■ **RECORD SET**:
────────

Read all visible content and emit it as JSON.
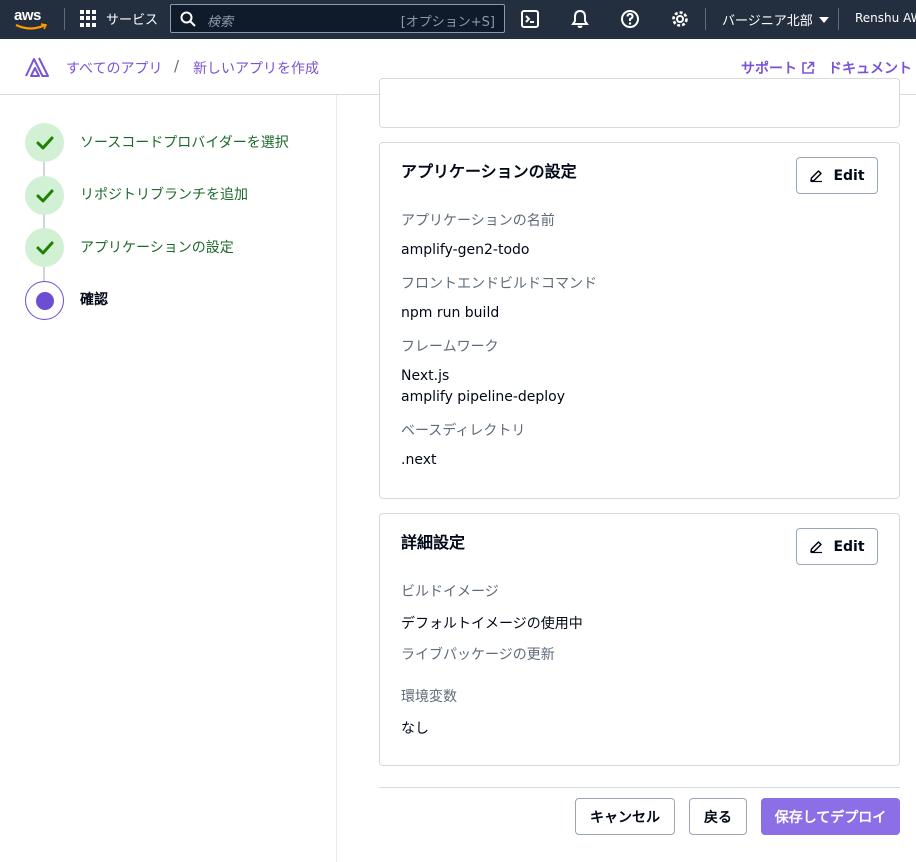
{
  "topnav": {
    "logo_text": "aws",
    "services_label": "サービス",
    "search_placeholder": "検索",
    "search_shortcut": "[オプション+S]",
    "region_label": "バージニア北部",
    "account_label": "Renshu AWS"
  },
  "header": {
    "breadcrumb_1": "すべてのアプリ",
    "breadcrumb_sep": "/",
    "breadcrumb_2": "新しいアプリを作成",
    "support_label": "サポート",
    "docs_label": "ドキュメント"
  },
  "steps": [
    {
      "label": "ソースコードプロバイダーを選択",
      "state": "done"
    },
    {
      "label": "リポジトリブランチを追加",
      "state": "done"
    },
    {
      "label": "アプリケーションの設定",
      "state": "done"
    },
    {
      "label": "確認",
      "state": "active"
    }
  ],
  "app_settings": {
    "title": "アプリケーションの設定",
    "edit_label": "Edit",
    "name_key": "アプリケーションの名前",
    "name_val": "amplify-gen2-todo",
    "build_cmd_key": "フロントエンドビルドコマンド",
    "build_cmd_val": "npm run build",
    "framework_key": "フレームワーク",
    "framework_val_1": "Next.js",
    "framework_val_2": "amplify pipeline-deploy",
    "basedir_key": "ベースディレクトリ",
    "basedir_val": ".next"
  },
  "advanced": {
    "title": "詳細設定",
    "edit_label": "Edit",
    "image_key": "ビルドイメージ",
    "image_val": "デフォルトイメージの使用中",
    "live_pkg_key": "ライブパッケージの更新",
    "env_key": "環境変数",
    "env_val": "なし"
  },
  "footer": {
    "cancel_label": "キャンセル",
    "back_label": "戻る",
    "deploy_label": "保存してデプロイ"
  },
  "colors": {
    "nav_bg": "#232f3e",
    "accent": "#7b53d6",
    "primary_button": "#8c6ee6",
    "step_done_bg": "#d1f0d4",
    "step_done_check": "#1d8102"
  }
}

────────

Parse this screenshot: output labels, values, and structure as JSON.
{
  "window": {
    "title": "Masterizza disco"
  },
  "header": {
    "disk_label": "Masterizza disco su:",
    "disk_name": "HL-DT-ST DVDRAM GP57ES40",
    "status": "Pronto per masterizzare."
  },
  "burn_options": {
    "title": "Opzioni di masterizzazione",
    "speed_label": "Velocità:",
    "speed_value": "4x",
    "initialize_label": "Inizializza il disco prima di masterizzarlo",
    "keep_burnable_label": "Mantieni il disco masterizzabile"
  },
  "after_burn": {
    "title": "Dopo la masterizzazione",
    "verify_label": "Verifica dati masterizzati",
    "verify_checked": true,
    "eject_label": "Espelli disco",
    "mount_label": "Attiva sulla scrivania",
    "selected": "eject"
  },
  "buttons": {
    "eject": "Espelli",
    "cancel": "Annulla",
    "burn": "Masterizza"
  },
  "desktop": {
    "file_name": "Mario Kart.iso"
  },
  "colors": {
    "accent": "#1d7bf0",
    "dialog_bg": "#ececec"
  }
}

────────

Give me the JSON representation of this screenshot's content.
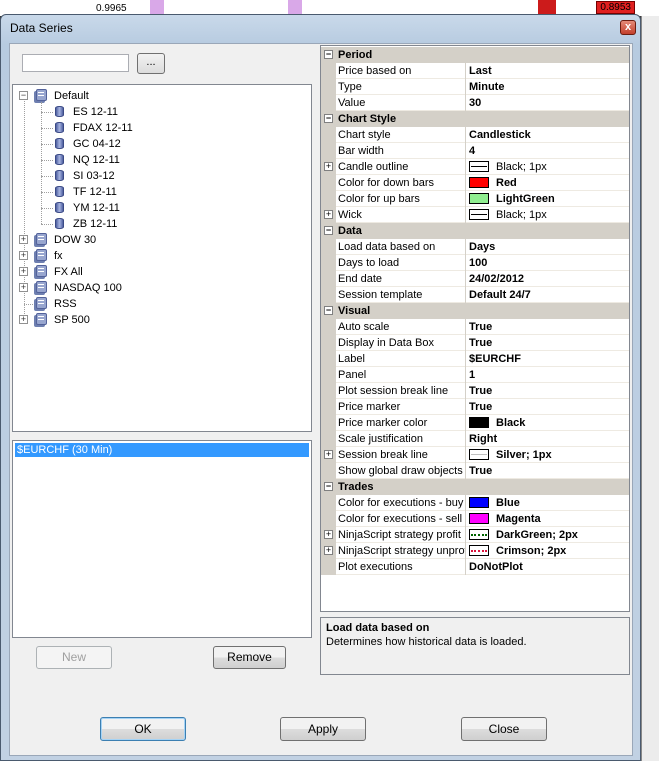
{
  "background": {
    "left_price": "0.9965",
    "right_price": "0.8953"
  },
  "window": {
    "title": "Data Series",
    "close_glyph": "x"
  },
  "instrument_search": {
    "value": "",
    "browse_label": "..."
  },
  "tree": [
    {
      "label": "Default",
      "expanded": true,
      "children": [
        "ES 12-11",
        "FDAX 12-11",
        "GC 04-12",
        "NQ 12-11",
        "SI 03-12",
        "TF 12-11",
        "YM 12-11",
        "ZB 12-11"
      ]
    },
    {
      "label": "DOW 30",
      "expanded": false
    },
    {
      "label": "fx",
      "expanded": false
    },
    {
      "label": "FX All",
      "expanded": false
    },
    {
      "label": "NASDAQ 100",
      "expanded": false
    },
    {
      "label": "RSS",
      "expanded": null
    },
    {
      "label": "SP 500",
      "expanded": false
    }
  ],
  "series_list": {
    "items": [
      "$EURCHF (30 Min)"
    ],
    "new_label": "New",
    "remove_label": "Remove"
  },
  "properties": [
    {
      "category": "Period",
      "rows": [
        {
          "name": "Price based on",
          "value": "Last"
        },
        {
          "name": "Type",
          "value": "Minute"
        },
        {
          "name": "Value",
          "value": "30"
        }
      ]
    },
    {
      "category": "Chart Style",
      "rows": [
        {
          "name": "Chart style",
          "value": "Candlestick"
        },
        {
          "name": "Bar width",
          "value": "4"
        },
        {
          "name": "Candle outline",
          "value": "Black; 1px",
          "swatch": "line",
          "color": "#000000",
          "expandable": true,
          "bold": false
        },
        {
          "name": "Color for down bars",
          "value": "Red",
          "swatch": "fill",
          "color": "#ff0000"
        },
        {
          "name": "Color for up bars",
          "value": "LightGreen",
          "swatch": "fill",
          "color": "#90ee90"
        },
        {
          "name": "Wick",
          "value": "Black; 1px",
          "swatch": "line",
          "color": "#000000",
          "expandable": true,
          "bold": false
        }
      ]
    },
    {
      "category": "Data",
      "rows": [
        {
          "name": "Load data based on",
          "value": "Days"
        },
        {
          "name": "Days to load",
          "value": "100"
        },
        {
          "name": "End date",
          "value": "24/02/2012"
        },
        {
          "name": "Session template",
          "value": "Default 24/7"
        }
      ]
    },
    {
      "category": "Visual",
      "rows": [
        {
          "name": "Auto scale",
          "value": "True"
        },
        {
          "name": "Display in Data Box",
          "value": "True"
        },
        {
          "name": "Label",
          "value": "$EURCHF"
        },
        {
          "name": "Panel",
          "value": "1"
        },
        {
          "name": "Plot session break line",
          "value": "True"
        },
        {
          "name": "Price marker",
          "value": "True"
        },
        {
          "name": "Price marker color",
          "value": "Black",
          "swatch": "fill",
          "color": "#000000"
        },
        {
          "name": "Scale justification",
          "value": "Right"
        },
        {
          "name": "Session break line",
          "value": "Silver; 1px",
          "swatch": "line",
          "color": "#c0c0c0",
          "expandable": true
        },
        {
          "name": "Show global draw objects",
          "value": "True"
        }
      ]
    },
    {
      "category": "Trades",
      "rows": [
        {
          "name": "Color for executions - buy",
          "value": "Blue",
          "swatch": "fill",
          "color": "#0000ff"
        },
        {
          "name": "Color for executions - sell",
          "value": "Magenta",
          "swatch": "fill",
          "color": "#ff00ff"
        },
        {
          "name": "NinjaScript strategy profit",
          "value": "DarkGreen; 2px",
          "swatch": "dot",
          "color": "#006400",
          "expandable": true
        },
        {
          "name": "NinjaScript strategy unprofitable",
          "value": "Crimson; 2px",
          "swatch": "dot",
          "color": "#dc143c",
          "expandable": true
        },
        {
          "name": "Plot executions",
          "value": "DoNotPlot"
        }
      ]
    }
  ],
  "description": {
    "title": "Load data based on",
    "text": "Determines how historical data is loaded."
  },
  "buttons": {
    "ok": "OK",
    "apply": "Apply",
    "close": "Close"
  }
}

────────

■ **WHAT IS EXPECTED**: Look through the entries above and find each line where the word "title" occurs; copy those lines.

■ **SOLUTION**:
    "title": "アプリケーションの設定",
    "title": "詳細設定",
    "title": "Masterizza disco"
    "title": "Opzioni di masterizzazione",
    "title": "Dopo la masterizzazione",
    "title": "Data Series",
    "title": "Load data based on",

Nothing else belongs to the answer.